The Need for Buddies
- British Clubs and Societies 1580-1800: The Origins of an Associational World by Peter Clark
Oxford, 516 pp, £60.00, January 2000, ISBN 0 19 820376 4
If two Englishmen were cast away on a desert island, what’s the first thing they would do? They’d set up a club. The brothers Goncourt’s celebrated quip chimes precisely with a much cherished image of the bewhiskered Victorian gent digesting the Times at the Reform or Athenaeum, before sorting out the world’s evils. But as Peter Clark, Britain’s leading urban historian, notes in a characteristically fact-packed but thoughtful study, that most English of institutions was going strong long before then.
Indeed, Sam Johnson’s beloved ‘clubbable’ men must have been in clover in 18th-century England. In those days Oxford offered the Eternal Club, the Jelly Bag Society, or the Town Smarts, whose members decked themselves out in white stockings, silver buckles and frilly shirts; and after dining at one of these, you could go on to the catch club, the poetry and philosophical club, the bell-ringing club, the antiquarian society, or a variety of benefit, cricket, botanical, rowing and other college clubs, to say nothing of the Anti-Gallicans and the Irish and Welsh clubs, or your pick of the masonic lodges.
Johnson’s biographer would have found Georgian Edinburgh brimming over with convivial hangouts. Citizens could choose from more than twenty different types, ranging from dining and social clubs to the religious, literary, medical, musical, masonic and benefit. Old Reekie’s ladies were praised for gathering themselves into ‘select and voluntary societies for the improvement of their knowledge’, among them the Fair Intellectual Club, founded soon after the Act of Union.
It didn’t even need a great city to provide a critical mass. Take Maidstone. In addition to the Maidstone Society for Useful Knowledge – which, stunningly, had Benjamin Franklin, the Sanskrit scholar Sir William Jones and the agriculturalist Arthur Young among its corresponding members – that one-horse Kentish town boasted a humane society, assorted drinking and dining clubs, an agricultural society, concert and music societies, trapball and card societies, a book society, a cricket club, party-political clubs, a bachelors’ club, freemen societies, benefit clubs, a masonic lodge and, by the mid-1790s, a radical Corresponding Society and an opposing Loyalist association.

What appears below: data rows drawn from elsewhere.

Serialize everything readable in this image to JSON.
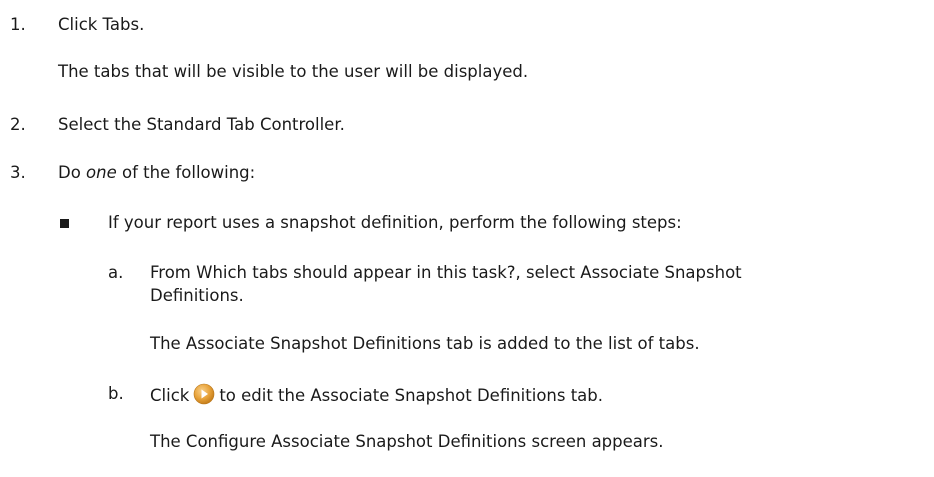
{
  "steps": [
    {
      "number": "1.",
      "text": "Click Tabs.",
      "note": "The tabs that will be visible to the user will be displayed."
    },
    {
      "number": "2.",
      "text": "Select the Standard Tab Controller."
    },
    {
      "number": "3.",
      "text_pre": "Do ",
      "text_em": "one",
      "text_post": " of the following:",
      "bullet": {
        "text": "If your report uses a snapshot definition, perform the following steps:",
        "substeps": [
          {
            "letter": "a.",
            "line1": "From Which tabs should appear in this task?, select Associate Snapshot",
            "line2": "Definitions.",
            "note": "The Associate Snapshot Definitions tab is added to the list of tabs."
          },
          {
            "letter": "b.",
            "pre": "Click",
            "icon": "play-arrow-icon",
            "post": "to edit the Associate Snapshot Definitions tab.",
            "note": "The Configure Associate Snapshot Definitions screen appears."
          }
        ]
      }
    }
  ],
  "colors": {
    "text": "#1a1a1a",
    "icon_orange": "#e8a33a",
    "icon_arrow": "#ffffff"
  }
}
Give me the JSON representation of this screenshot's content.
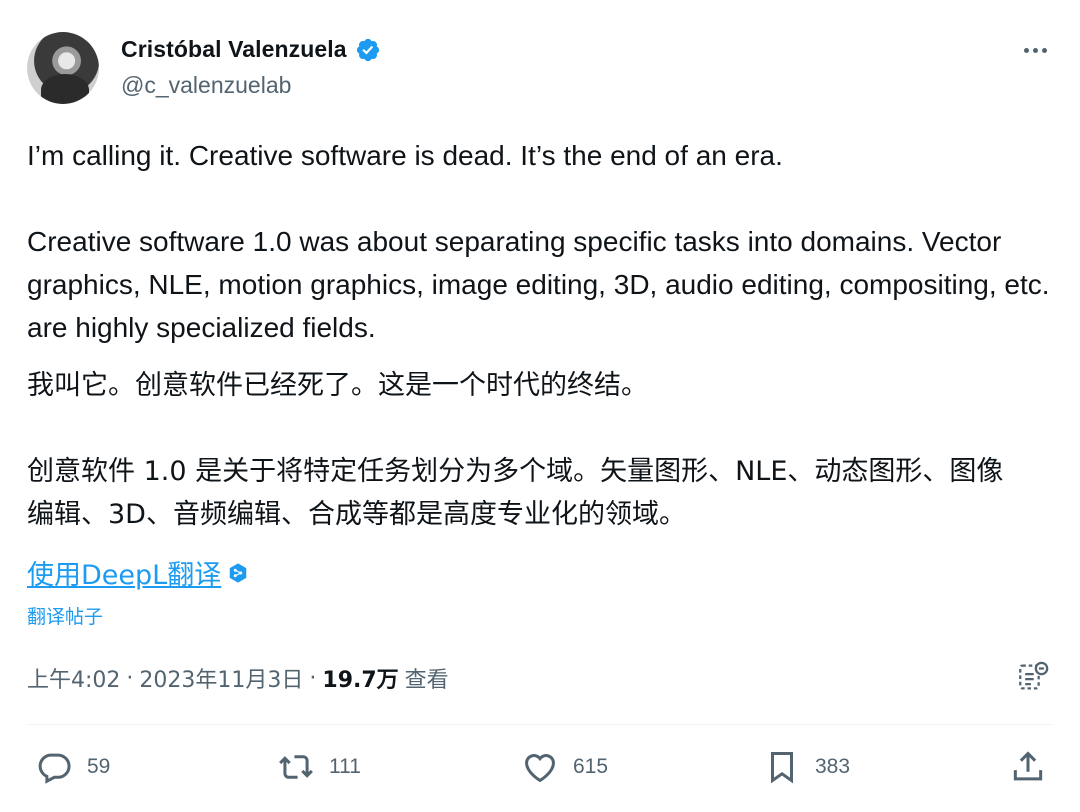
{
  "author": {
    "display_name": "Cristóbal Valenzuela",
    "handle": "@c_valenzuelab"
  },
  "tweet": {
    "line1": "I’m calling it. Creative software is dead. It’s the end of an era.",
    "para2": "Creative software 1.0 was about separating specific tasks into domains. Vector graphics, NLE, motion graphics, image editing, 3D, audio editing, compositing, etc. are highly specialized fields.",
    "zh_line1": "我叫它。创意软件已经死了。这是一个时代的终结。",
    "zh_para2": "创意软件 1.0 是关于将特定任务划分为多个域。矢量图形、NLE、动态图形、图像编辑、3D、音频编辑、合成等都是高度专业化的领域。"
  },
  "translation": {
    "deepl_link": "使用DeepL翻译",
    "translate_post": "翻译帖子"
  },
  "meta": {
    "time": "上午4:02",
    "separator": "·",
    "date": "2023年11月3日",
    "views_count": "19.7万",
    "views_label": "查看"
  },
  "actions": {
    "replies": "59",
    "reposts": "111",
    "likes": "615",
    "bookmarks": "383"
  },
  "icons": {
    "verified": "verified-badge-icon",
    "more": "more-icon",
    "deepl": "deepl-badge-icon",
    "analytics": "analytics-icon",
    "reply": "reply-icon",
    "repost": "repost-icon",
    "like": "heart-icon",
    "bookmark": "bookmark-icon",
    "share": "share-icon"
  },
  "colors": {
    "accent": "#1d9bf0",
    "text": "#0f1419",
    "secondary": "#536471"
  }
}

Inevitably, however, London was the clubbers’ heaven, with, it was claimed, up to twenty thousand men assembling nightly in its clubs. Of the staggering two thousand societies said to have met there in early Georgian times, many were social, like the Sublime Society of Beefsteaks, some debating, like the Robin Hood, while others were aesthetic, like the Society of Dilettanti. When, early in George III’s reign, the Duchess of Newcastle drew up her own guide to ‘what’s on in London’, she listed not merely theatres, pleasure gardens and so on, but ‘the Macaroni Club, Boodle’s Club ... the Goose-trees Club, Savoir Vivre Club, Bill of Rights, Royal Society, Antiquarian Society, Tiptop, Border, Constitutional Society ... Bucks, and Anti-Gallican’.
If the Kit-Kat had once been the great talking shop of the Whig grandees and men of letters, pride of place went later on to Johnson’s Literary Club, whose gatherings at the Turk’s Head in Gerrard Street included Burke, Reynolds, Goldsmith, Sir Joseph Banks, Burney, Garrick, Sheridan, Gibbon and Adam Smith. In their role as self-appointed custodians of culture, literary clubs combined some of the functions of the Paris salon and the university the capital lacked.